« Reply #5 on: January 25, 2019, 04:24:50 PM »
Alex

SD cards can be written using SECTOR write or BLOCK write commands (and equivalent for reads).
The SECTOR write allows writing to ANY random sector on the card and so is fully flexible.
BLOCK write tells the SD card that you are about to send a number of sectors that are simply one after another, which can only be used when you really are going to do so (eg. when writing data to an empty cluster and not randomly updating file objects and such). Since the SD card knows that it is going to get this data it has the change to get itself ready for it and write time becomes a lot faster (it doesn't need to react randomly to a new address only when the next data is arriving).

The define UTFAT_MULTIPLE_BLOCK_WRITE enables the block mode support in utFAT. The user doesn't need to do anything differently when writing, BUT, it should not use more than one file at a time and a SD card detect based on a PIN must be used (and not the polling method) because once a BLOCK command of a certain length has been reported it is not possible to stop/abort it (due to bug in the Kinetis SDHC) - resulting in failure if a second file needs to be accessed during a write sequence.

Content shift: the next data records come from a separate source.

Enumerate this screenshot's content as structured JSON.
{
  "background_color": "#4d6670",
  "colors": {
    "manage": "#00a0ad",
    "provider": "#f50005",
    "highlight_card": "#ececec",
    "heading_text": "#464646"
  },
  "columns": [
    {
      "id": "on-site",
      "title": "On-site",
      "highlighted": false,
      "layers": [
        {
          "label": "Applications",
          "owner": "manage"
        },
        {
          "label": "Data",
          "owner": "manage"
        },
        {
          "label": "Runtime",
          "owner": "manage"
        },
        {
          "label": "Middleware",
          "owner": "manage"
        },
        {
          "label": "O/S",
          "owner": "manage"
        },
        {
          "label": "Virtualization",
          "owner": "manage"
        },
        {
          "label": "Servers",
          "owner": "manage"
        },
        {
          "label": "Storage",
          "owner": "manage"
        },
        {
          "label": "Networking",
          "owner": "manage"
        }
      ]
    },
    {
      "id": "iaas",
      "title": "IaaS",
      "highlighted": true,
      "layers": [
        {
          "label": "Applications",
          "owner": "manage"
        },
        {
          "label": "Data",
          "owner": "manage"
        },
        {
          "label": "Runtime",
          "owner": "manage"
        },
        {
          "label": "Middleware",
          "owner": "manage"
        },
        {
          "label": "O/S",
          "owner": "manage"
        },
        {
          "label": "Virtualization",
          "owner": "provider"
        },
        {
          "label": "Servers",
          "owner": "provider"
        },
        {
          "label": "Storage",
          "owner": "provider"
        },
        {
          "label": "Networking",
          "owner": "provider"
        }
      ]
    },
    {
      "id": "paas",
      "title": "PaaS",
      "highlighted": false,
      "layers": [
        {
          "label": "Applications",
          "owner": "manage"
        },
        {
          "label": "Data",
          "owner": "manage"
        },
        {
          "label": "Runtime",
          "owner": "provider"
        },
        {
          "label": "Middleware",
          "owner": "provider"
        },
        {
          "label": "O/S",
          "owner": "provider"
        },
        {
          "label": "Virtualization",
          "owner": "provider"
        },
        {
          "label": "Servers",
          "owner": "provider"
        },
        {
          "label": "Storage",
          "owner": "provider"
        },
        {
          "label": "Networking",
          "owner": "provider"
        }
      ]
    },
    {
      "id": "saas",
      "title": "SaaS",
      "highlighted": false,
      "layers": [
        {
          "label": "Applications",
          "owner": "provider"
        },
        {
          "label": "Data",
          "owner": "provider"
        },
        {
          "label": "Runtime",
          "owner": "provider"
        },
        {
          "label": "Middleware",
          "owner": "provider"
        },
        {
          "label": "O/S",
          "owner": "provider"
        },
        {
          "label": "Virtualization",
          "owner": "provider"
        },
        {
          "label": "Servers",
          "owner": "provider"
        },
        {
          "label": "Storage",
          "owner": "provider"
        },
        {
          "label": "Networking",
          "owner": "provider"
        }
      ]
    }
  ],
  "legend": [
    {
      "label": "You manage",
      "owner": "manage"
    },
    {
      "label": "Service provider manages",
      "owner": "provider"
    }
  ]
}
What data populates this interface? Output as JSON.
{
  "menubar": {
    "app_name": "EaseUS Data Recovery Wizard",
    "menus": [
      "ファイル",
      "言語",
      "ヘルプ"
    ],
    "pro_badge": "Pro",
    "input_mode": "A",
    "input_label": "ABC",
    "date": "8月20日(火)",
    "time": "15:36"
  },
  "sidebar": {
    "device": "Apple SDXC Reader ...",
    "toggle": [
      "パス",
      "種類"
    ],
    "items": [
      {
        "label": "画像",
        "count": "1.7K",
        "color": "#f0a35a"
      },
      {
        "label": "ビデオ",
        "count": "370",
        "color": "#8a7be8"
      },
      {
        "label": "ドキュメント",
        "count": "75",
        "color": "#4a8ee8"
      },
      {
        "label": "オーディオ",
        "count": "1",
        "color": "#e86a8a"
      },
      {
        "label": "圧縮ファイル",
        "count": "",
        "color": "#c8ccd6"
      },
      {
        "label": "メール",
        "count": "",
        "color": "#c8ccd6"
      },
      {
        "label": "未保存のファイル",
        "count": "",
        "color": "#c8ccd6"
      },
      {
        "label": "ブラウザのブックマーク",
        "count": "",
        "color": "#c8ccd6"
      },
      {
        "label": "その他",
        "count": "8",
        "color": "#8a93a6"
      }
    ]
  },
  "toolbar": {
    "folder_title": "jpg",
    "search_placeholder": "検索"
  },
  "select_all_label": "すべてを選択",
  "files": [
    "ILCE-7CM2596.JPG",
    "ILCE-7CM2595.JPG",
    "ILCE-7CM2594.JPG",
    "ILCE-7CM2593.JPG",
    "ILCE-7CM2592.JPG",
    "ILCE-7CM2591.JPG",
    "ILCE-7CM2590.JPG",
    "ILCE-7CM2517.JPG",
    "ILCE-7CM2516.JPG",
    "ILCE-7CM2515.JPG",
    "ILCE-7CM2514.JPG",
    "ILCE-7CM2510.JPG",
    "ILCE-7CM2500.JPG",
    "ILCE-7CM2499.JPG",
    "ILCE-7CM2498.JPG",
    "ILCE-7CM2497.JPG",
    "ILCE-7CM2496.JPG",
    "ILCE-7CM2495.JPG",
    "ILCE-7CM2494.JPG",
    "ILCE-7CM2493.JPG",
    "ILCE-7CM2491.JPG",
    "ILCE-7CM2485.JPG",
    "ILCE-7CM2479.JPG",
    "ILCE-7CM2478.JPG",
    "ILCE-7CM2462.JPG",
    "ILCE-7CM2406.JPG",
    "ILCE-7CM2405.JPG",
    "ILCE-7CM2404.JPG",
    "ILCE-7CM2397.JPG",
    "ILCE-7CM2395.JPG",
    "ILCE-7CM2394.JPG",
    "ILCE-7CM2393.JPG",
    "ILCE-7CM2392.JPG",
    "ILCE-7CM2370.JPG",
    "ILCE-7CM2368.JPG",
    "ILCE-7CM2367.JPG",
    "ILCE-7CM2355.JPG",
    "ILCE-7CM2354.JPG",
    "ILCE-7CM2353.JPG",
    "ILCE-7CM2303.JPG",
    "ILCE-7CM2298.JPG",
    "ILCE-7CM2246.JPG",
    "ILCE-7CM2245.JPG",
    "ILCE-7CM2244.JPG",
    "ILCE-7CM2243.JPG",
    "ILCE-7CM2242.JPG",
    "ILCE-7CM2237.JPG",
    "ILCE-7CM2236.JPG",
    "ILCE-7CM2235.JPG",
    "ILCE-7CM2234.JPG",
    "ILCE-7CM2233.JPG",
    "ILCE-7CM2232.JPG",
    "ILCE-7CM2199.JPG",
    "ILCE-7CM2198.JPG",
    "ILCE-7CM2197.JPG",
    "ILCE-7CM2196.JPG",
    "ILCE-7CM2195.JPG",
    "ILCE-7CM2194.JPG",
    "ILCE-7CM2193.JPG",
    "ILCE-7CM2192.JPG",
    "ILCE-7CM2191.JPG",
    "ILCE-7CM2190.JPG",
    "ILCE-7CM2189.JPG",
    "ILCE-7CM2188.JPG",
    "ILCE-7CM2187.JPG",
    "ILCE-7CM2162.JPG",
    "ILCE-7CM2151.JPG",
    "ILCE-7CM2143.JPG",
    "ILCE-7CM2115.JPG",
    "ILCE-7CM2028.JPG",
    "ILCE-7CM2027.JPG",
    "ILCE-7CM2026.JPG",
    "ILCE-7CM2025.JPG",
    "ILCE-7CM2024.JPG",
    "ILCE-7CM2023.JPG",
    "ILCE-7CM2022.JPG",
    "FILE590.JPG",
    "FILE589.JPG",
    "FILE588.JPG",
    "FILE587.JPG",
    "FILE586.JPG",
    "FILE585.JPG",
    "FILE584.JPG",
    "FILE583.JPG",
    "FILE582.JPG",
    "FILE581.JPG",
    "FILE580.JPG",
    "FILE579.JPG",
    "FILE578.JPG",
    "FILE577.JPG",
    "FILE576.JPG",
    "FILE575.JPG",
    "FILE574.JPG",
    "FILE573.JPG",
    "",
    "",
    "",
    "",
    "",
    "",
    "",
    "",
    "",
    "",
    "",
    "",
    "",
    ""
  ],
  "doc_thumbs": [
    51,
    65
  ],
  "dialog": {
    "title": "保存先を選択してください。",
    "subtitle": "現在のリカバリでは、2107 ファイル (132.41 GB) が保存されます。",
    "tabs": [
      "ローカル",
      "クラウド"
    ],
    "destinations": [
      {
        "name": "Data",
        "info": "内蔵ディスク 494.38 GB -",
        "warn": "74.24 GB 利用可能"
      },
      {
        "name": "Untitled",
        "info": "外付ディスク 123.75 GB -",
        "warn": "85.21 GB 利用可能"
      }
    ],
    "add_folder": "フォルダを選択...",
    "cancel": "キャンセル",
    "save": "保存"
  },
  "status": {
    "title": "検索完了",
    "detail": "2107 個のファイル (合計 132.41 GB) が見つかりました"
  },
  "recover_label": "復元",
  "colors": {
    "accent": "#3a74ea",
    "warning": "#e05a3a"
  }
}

Practically I only use block mode for USB-MSD where it is very suitable due to the fact that the host reads and writes in blocks. This however only when the application doesn't access the file system at the same time.

Regards

Mark